=== Instructions to follow ===
Match the word "Configuration". Return each line of the data below where it appears.

[Stored data]
_ _ _
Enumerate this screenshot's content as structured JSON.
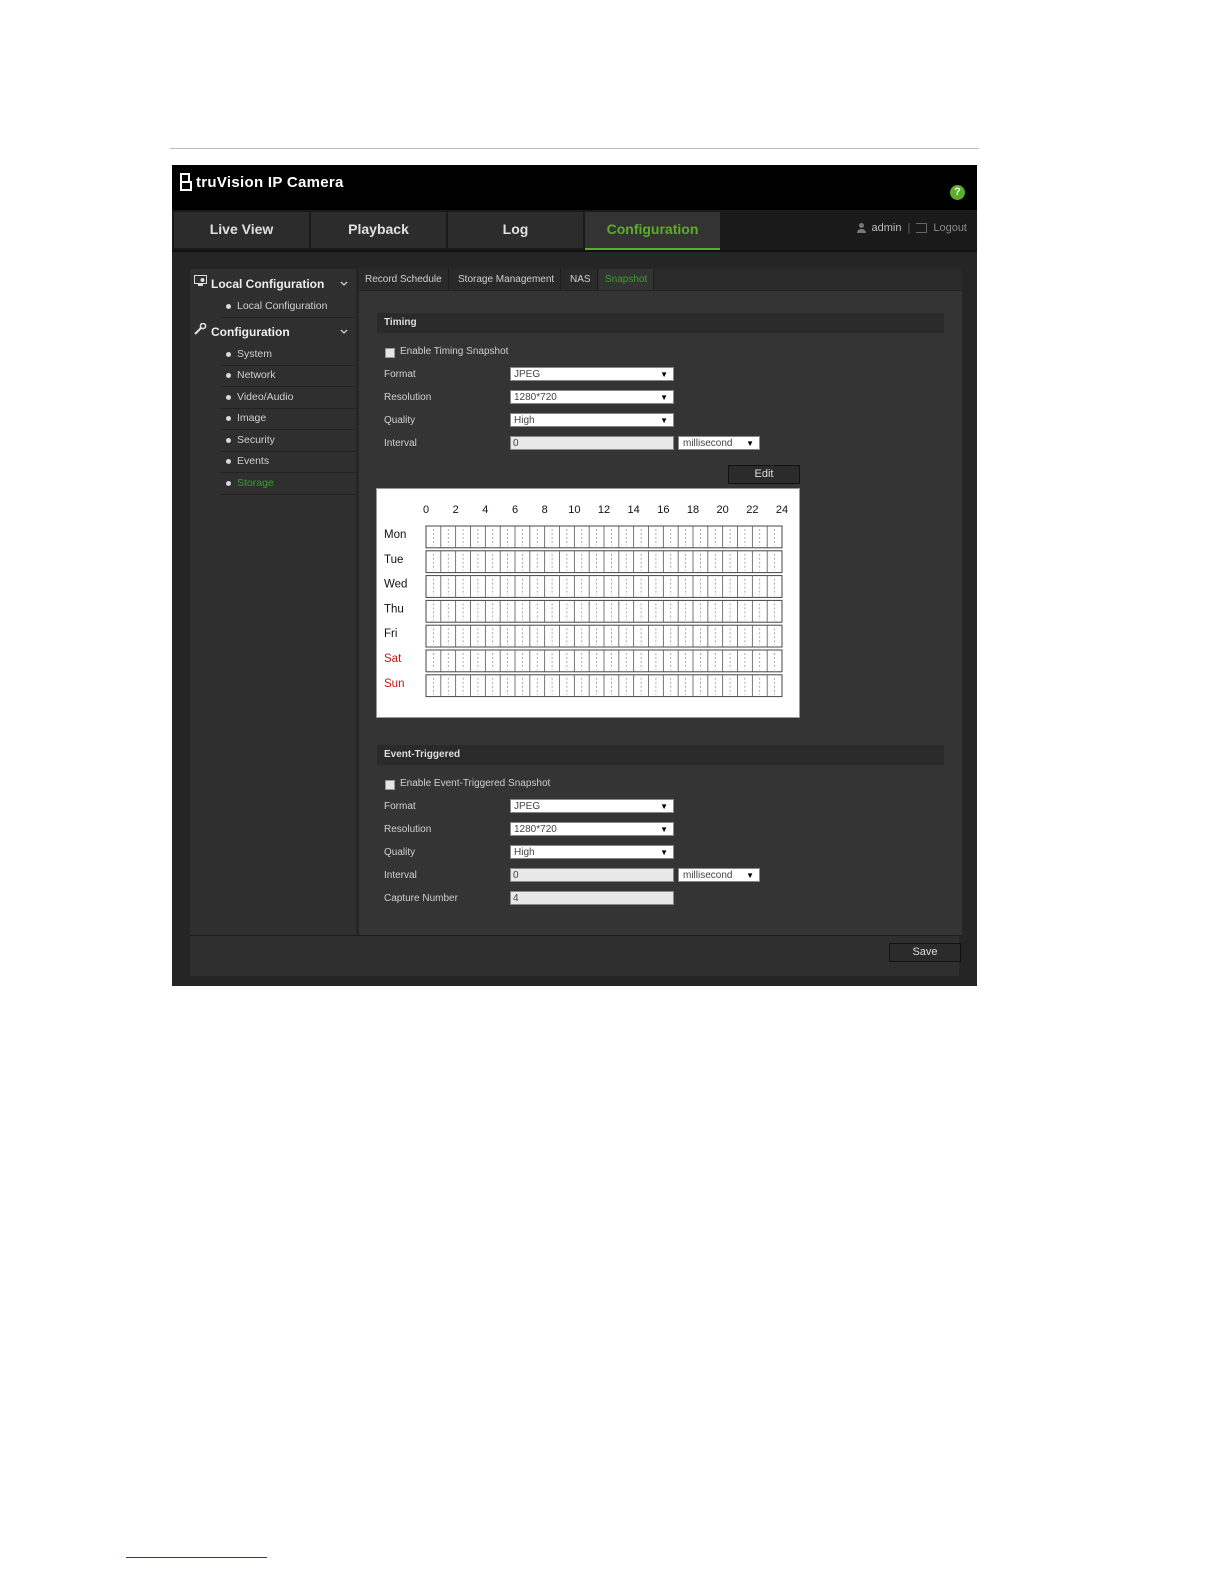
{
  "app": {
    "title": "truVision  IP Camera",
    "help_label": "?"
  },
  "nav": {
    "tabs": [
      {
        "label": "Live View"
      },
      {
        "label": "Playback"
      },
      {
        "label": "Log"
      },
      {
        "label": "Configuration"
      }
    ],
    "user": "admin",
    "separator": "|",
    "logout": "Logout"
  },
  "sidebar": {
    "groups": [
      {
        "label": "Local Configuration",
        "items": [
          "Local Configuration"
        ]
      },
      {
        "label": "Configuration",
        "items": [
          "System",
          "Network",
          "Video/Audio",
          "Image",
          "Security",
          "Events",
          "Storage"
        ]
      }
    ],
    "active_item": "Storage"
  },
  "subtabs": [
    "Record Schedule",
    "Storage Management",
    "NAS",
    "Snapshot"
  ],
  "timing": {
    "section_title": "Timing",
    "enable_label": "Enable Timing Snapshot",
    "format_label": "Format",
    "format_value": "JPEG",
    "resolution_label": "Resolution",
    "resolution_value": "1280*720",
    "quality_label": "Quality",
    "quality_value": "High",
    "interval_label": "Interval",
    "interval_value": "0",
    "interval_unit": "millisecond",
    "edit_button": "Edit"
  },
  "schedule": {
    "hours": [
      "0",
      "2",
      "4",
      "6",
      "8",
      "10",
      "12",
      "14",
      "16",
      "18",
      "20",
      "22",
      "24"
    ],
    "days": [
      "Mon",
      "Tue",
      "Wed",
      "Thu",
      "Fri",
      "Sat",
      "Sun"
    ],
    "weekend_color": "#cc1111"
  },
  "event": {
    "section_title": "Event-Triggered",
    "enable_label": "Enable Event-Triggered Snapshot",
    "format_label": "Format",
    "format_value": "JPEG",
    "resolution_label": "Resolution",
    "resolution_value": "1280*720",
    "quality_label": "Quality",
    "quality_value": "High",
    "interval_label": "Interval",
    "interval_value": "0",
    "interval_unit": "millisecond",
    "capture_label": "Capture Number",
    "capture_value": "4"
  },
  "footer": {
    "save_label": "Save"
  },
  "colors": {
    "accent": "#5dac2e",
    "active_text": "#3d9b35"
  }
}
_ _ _
=== Response for this exercise ===
        "label": "Configuration"
        "label": "Local Configuration",
          "Local Configuration"
        "label": "Configuration",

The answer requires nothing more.